• _AVAILABLE DATA_:
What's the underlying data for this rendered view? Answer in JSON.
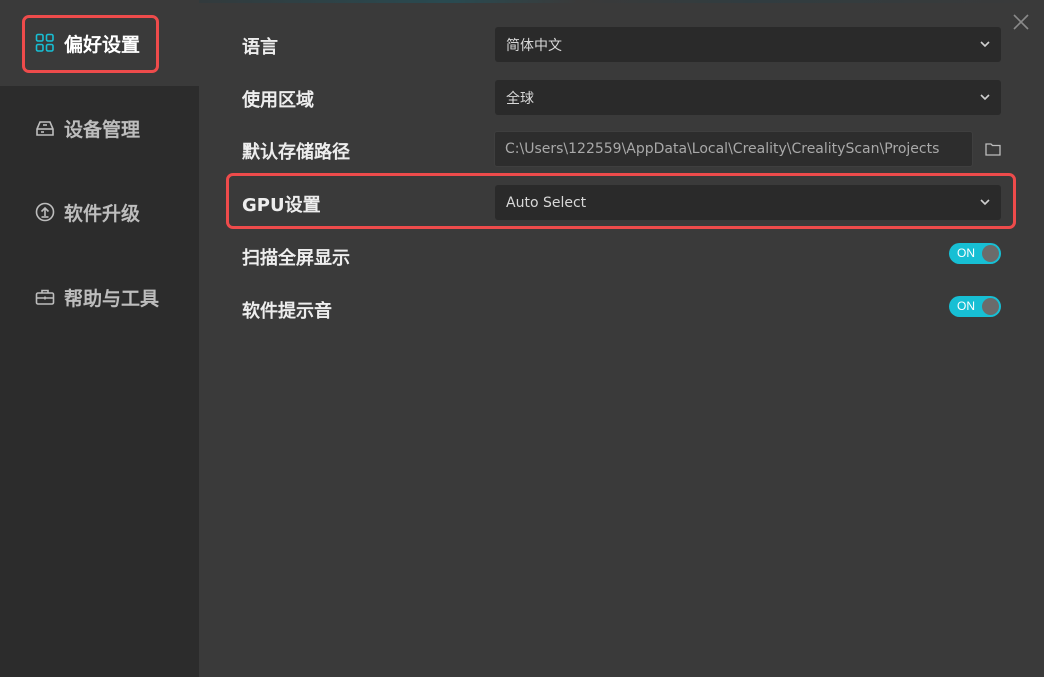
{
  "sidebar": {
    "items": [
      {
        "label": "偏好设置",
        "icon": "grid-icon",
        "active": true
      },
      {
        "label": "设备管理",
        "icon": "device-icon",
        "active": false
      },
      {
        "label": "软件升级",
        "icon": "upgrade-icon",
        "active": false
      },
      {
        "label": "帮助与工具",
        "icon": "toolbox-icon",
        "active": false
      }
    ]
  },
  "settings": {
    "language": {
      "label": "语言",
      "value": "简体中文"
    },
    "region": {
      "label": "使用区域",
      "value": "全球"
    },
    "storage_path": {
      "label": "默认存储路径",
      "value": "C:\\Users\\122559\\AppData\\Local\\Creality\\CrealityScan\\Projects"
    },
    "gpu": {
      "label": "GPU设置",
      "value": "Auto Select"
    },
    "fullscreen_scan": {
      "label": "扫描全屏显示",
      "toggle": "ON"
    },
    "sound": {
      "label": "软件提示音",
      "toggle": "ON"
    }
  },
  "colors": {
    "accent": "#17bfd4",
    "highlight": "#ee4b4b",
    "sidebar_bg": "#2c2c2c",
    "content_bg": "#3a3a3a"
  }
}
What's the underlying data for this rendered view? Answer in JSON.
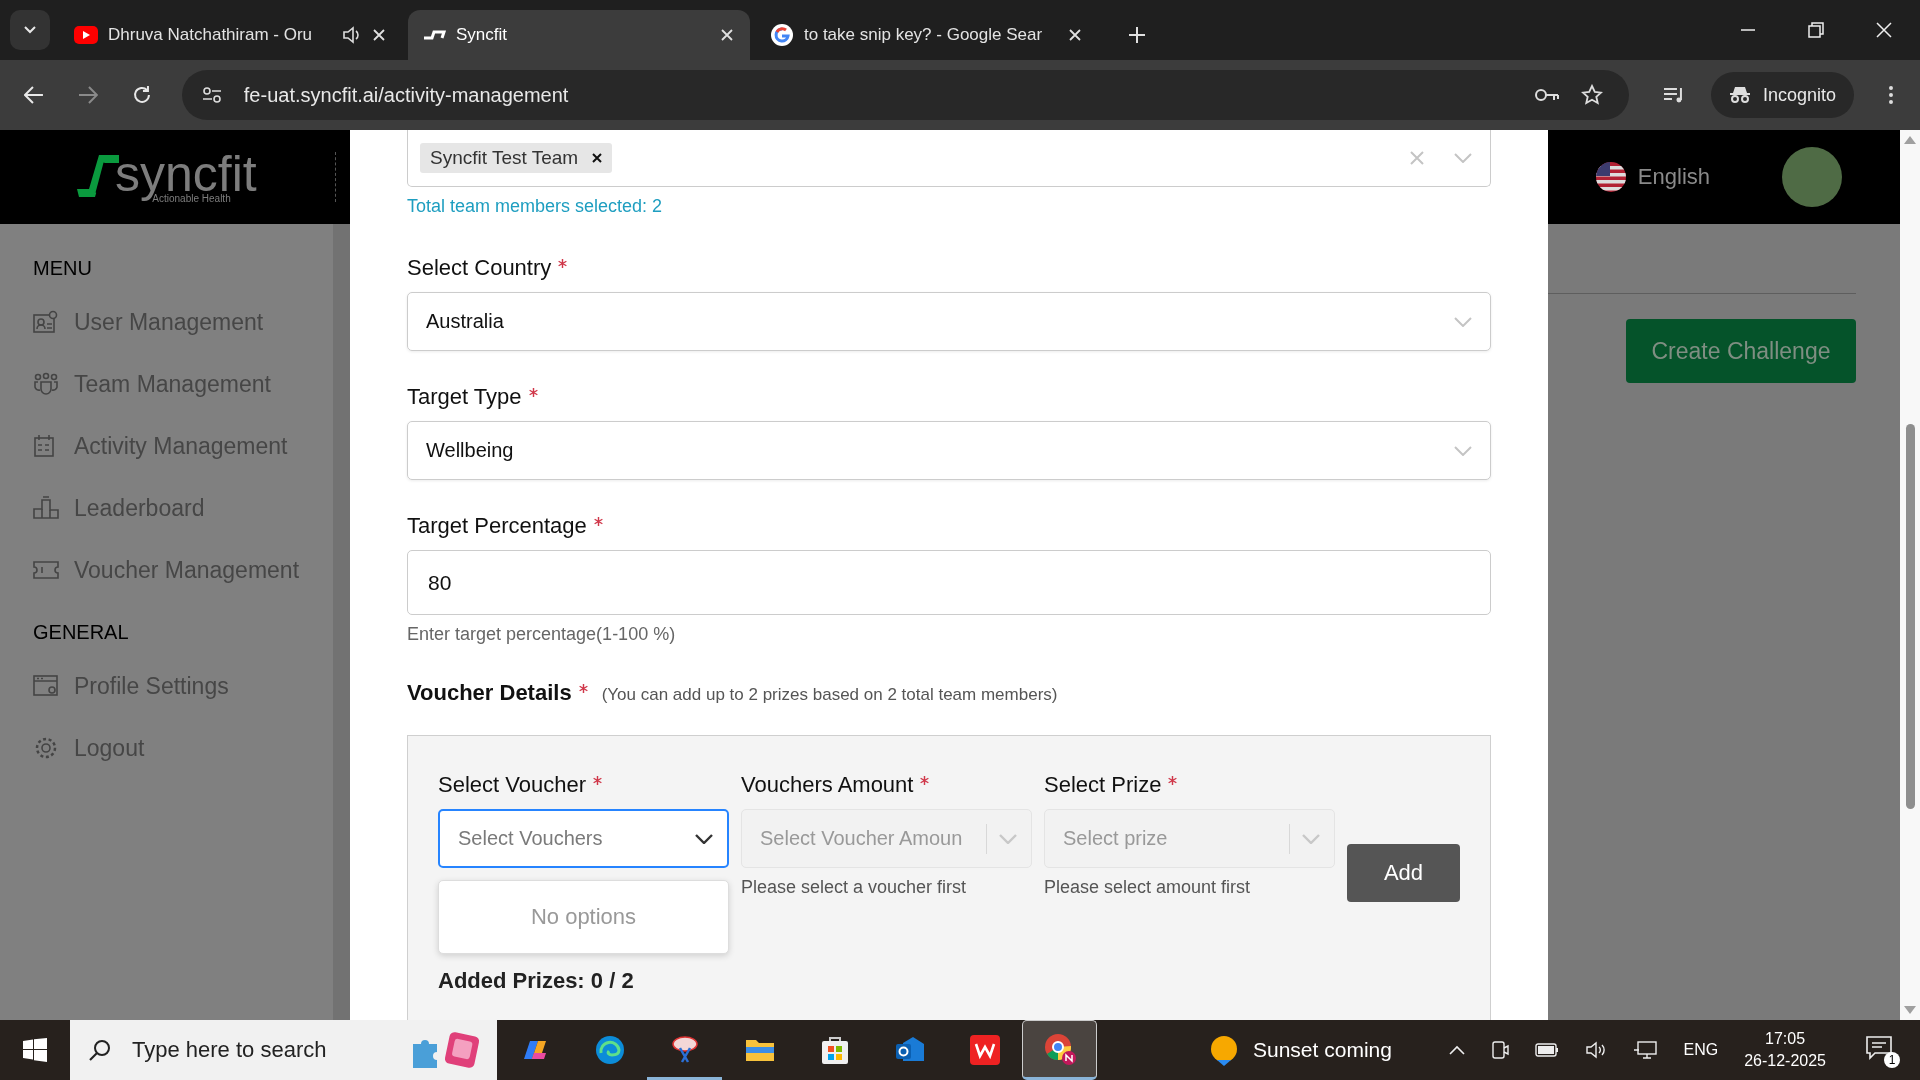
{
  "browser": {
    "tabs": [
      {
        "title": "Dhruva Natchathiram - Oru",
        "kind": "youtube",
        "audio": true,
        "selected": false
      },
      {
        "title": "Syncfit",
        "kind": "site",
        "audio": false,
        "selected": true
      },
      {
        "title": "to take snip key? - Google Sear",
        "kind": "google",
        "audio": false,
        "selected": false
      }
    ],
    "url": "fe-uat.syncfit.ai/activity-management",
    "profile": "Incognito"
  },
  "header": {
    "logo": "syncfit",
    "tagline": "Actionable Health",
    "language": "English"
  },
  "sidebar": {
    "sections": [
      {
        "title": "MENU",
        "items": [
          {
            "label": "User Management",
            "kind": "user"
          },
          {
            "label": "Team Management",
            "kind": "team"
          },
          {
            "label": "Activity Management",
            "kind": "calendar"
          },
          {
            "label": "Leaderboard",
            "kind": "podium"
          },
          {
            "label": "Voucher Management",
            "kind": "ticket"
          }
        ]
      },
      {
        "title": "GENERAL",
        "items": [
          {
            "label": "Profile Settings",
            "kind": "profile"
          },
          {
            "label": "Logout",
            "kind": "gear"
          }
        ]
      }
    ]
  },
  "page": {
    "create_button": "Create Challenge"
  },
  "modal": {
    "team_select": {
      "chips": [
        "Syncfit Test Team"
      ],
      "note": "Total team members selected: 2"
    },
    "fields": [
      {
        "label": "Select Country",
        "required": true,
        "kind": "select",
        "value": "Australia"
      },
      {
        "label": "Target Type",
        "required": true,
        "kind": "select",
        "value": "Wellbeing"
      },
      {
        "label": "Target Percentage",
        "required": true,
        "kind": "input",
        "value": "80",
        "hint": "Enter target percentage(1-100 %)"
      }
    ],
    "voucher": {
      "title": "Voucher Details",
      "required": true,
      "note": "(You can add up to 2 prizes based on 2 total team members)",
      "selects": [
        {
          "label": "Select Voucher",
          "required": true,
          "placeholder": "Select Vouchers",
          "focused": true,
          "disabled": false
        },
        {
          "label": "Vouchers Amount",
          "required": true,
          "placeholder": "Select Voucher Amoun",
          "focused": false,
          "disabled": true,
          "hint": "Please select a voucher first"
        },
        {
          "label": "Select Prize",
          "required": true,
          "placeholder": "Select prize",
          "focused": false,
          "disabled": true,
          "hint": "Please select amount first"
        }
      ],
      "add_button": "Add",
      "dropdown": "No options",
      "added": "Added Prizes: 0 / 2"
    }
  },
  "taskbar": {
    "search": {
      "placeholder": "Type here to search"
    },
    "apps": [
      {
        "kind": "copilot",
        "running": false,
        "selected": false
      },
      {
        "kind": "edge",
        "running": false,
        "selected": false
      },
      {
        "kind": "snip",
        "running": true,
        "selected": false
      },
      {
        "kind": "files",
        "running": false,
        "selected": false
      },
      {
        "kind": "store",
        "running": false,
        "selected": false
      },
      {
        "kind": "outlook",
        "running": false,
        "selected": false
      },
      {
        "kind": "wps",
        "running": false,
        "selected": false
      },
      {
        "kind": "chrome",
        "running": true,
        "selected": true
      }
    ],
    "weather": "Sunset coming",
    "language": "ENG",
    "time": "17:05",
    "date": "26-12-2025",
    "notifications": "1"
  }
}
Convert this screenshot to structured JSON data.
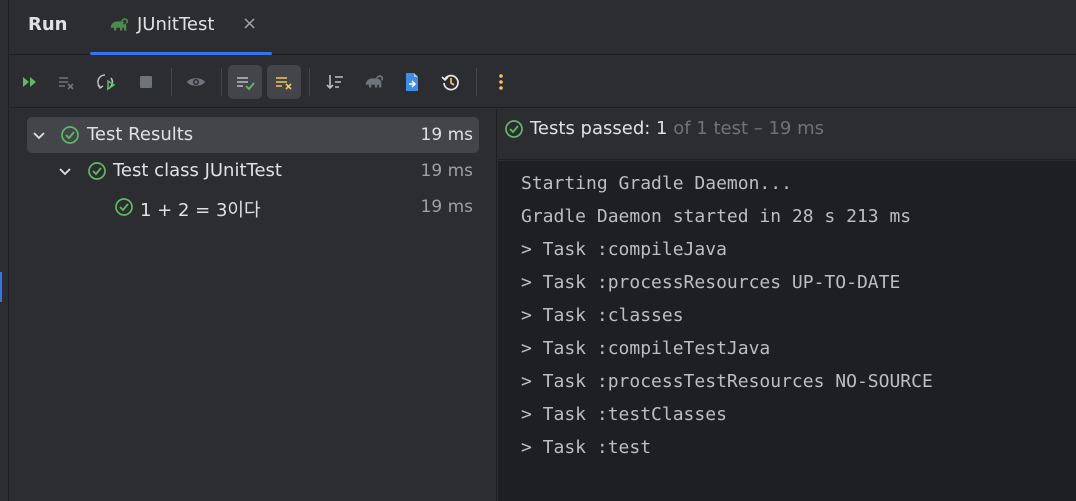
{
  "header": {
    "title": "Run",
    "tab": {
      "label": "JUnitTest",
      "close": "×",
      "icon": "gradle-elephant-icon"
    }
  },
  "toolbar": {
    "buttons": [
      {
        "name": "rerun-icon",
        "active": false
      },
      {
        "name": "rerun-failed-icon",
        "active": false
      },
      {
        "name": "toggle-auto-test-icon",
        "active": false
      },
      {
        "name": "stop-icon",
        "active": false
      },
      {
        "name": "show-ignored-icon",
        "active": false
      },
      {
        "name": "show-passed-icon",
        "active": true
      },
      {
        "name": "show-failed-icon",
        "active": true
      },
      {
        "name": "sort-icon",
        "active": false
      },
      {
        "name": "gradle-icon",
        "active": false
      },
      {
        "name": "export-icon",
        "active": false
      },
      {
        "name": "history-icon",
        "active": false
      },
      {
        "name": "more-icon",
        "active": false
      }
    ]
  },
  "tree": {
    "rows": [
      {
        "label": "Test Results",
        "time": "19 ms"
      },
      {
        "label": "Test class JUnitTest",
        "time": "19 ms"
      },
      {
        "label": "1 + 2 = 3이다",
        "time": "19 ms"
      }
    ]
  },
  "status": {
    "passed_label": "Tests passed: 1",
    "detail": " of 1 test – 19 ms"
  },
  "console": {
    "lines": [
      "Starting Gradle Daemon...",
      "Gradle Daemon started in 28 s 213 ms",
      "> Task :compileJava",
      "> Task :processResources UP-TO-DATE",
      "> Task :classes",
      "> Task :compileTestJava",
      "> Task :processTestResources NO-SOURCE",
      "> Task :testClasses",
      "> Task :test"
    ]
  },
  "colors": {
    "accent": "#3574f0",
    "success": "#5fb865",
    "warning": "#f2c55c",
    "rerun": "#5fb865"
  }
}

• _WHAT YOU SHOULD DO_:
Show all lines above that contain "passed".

• _EXERCISE RESULT_:
        "name": "show-passed-icon",
    "passed_label": "Tests passed: 1",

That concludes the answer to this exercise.